Brown mustard, Brassica juncea, originated from the hybridization of Brassica nigra with Brassica campestris. This probably happened in southwestern Asia and India where the natural distribution of the two species overlaps. Brown mustard has been grown for oilseed, greens, and as a spice. In the 1940s, a yellow-seeded variety of brown mustard was imported into the United States from China and became widely cultivated because, unlike someother mustards, it could be mechanically harvested. Currently, efforts are underway in Canada to develop canola quality brown mustards for oil use; however, in the United States the market is primarily as a source of biodiesel.

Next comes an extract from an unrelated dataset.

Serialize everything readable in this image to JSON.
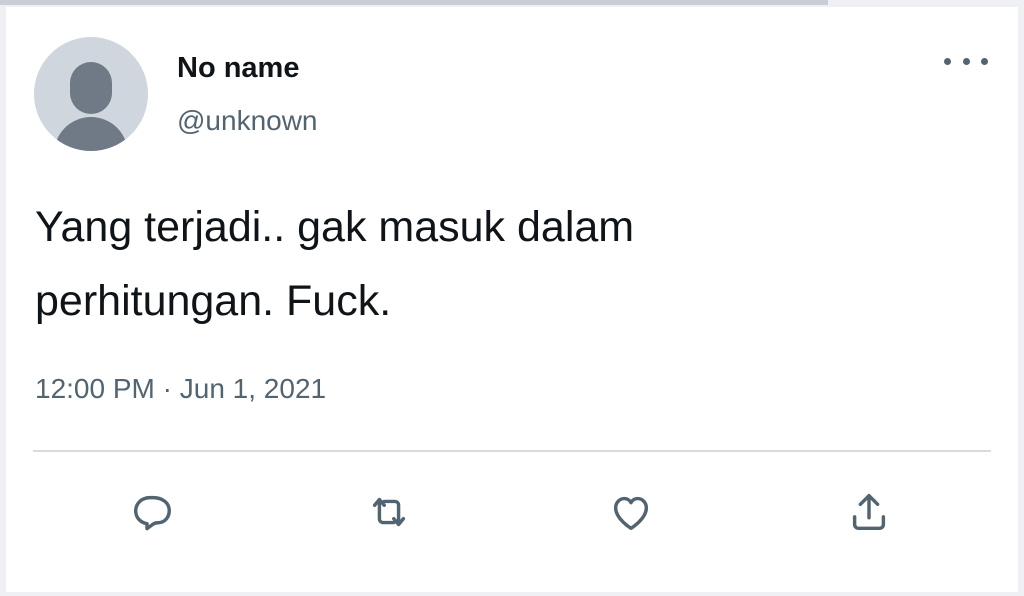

The brown mustard plant has become recognized for improved heat tolerance relative to spring canola cultivars. It is a very flexible crop, responding well to a wide range of rainfall or to supplemental irrigation. Plants can branch and put on more flowers as moisture becomes less limiting; however, they will produce some yield even with very limited water.